TASK PROMPT => Read through the listing and copy every line that contains the word "JSON".

EXCERPTED DATA =>
/---
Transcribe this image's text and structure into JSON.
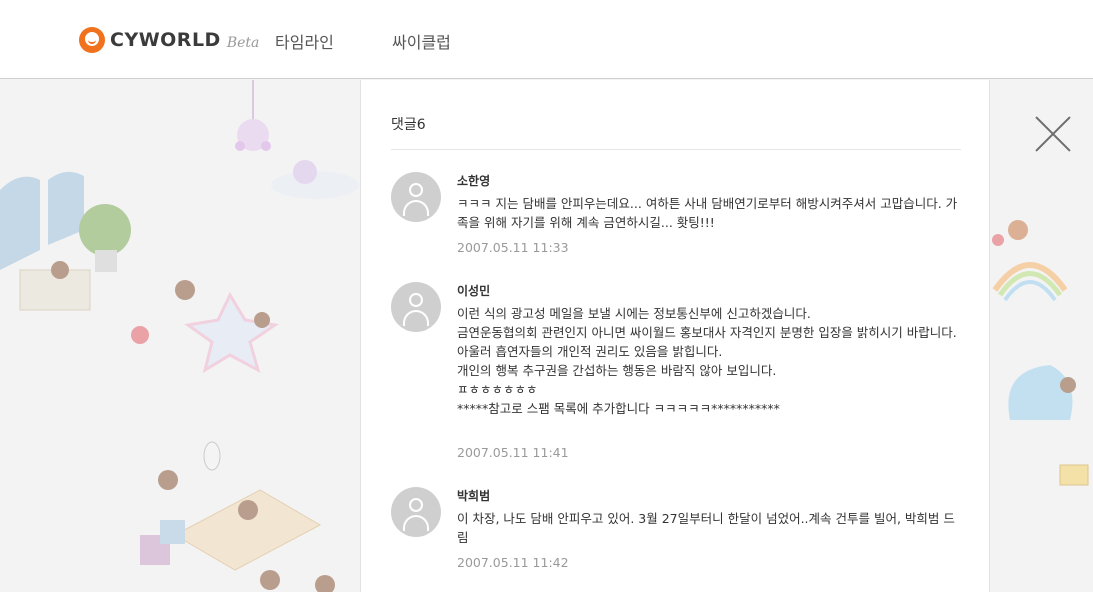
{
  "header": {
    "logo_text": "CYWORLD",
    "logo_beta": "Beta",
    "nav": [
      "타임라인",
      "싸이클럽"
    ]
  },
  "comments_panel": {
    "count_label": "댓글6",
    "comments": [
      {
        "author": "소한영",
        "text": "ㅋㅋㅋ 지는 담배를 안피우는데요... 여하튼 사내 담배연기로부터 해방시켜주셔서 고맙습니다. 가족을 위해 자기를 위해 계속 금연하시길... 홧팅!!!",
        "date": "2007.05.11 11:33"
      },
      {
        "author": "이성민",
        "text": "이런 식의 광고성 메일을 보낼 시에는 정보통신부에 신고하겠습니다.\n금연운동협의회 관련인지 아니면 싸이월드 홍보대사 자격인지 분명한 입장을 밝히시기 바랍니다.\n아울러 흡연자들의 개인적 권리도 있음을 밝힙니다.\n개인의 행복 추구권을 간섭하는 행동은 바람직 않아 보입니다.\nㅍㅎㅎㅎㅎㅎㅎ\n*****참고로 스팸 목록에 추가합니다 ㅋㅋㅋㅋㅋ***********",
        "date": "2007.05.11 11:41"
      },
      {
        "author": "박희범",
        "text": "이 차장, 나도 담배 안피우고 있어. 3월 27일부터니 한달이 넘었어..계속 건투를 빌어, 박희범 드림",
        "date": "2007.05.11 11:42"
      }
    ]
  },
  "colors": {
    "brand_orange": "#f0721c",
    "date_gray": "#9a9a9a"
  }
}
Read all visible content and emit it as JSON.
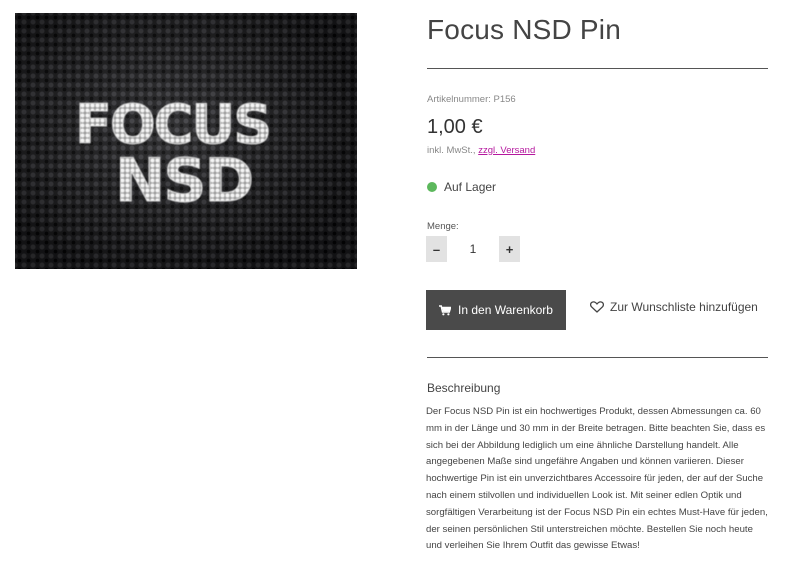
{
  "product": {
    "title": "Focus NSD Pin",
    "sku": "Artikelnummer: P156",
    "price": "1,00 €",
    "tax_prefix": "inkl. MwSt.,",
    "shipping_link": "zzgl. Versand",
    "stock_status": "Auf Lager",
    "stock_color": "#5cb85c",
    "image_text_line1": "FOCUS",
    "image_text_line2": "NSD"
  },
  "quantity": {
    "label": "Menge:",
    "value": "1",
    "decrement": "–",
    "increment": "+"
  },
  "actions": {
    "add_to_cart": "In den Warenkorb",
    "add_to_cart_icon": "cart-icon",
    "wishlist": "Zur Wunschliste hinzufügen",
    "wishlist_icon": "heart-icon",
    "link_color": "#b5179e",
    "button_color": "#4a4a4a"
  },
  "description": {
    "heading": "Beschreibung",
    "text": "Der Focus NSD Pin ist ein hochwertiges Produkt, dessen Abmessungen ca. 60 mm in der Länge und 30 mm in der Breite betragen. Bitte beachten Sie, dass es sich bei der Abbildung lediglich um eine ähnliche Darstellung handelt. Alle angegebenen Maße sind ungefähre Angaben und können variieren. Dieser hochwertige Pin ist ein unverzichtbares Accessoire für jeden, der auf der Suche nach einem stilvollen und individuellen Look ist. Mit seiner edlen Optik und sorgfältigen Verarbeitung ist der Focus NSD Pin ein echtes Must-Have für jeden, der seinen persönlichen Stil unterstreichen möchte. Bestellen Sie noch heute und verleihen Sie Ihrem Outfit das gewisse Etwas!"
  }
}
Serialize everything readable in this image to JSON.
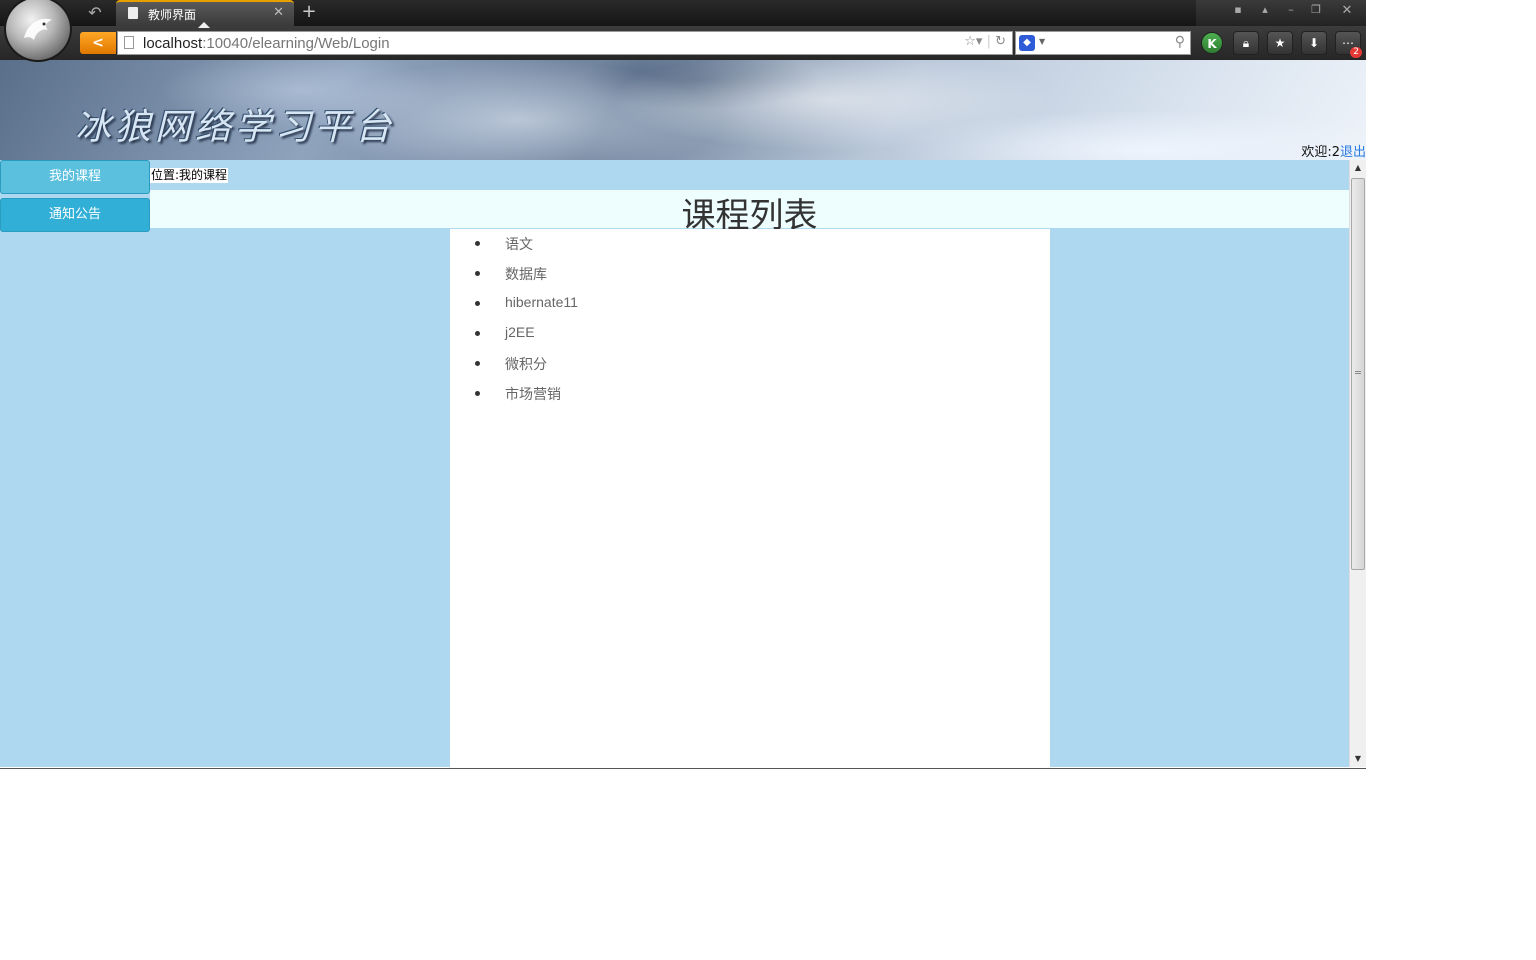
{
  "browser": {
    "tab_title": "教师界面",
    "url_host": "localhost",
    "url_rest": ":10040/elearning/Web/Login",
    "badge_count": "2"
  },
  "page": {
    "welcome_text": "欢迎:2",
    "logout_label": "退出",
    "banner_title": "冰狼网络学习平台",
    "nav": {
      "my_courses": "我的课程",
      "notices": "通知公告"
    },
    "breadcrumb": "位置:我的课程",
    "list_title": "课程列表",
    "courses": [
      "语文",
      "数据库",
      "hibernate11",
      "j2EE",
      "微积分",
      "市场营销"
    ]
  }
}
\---
RESPONSE BELOW =>
Transcribe this image's text and structure into JSON.
Read all visible content and emit it as JSON.
Serialize everything readable in this image to JSON.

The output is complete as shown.